■ Task prompt
From the line containing "Serialize everything readable" through the last line of the records below, each line is to be repeated exactly; pictures are to be omitted.

■ Provided data
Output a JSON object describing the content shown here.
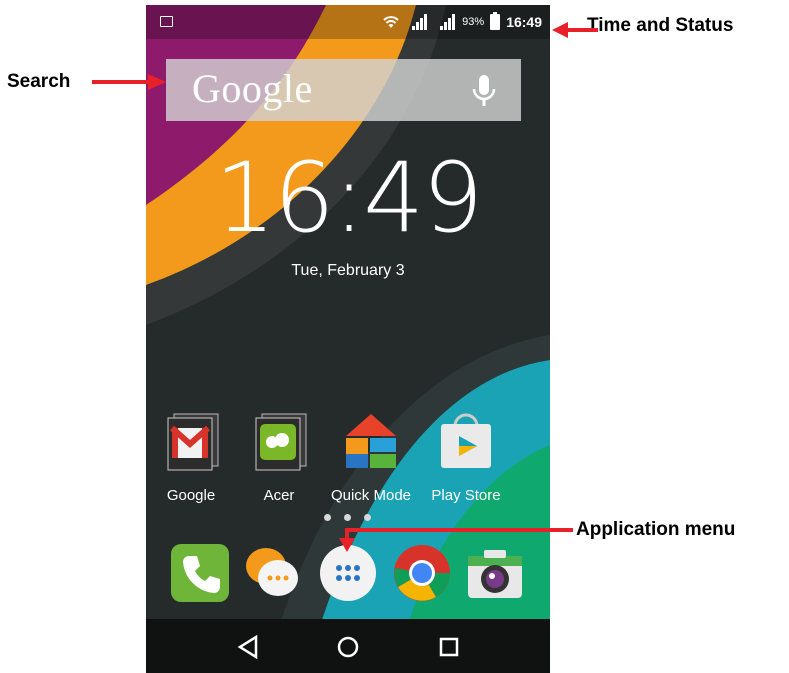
{
  "status_bar": {
    "battery_percent": "93%",
    "time": "16:49"
  },
  "search": {
    "logo_text": "Google"
  },
  "clock": {
    "time": "16:49",
    "date": "Tue, February 3"
  },
  "apps": [
    {
      "label": "Google",
      "icon": "gmail-folder-icon"
    },
    {
      "label": "Acer",
      "icon": "acer-folder-icon"
    },
    {
      "label": "Quick Mode",
      "icon": "quick-mode-icon"
    },
    {
      "label": "Play Store",
      "icon": "play-store-icon"
    }
  ],
  "page_indicator": {
    "pages": 3
  },
  "dock": [
    {
      "icon": "phone-icon"
    },
    {
      "icon": "messaging-icon"
    },
    {
      "icon": "app-drawer-icon"
    },
    {
      "icon": "chrome-icon"
    },
    {
      "icon": "camera-icon"
    }
  ],
  "nav": [
    {
      "icon": "back-icon"
    },
    {
      "icon": "home-icon"
    },
    {
      "icon": "recents-icon"
    }
  ],
  "annotations": {
    "time_status": "Time and Status",
    "search": "Search",
    "app_menu": "Application menu"
  },
  "colors": {
    "annotation_arrow": "#e8202a",
    "wallpaper_orange": "#f39a1c",
    "wallpaper_magenta": "#8e1a6c",
    "wallpaper_teal": "#1aa3b4",
    "wallpaper_green": "#0fa970"
  }
}
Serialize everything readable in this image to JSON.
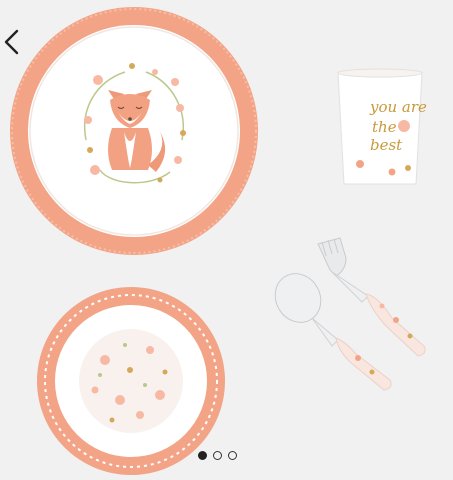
{
  "nav": {
    "back_icon": "chevron-left-icon"
  },
  "product": {
    "items": [
      "plate",
      "cup",
      "fork",
      "spoon",
      "bowl"
    ],
    "cup_text": {
      "line1": "you are",
      "line2": "the",
      "line3": "best"
    }
  },
  "pager": {
    "total": 3,
    "active_index": 0
  },
  "colors": {
    "background": "#f1f1f1",
    "rim": "#f2a488",
    "fox": "#ee9a78",
    "gold": "#c99a3a",
    "white": "#ffffff"
  }
}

■ Reply
Serialize everything readable in this image to JSON.
{
  "nav": {
    "back_icon": "chevron-left-icon"
  },
  "product": {
    "items": [
      "plate",
      "cup",
      "fork",
      "spoon",
      "bowl"
    ],
    "cup_text": {
      "line1": "you are",
      "line2": "the",
      "line3": "best"
    }
  },
  "pager": {
    "total": 3,
    "active_index": 0
  },
  "colors": {
    "background": "#f1f1f1",
    "rim": "#f2a488",
    "fox": "#ee9a78",
    "gold": "#c99a3a",
    "white": "#ffffff"
  }
}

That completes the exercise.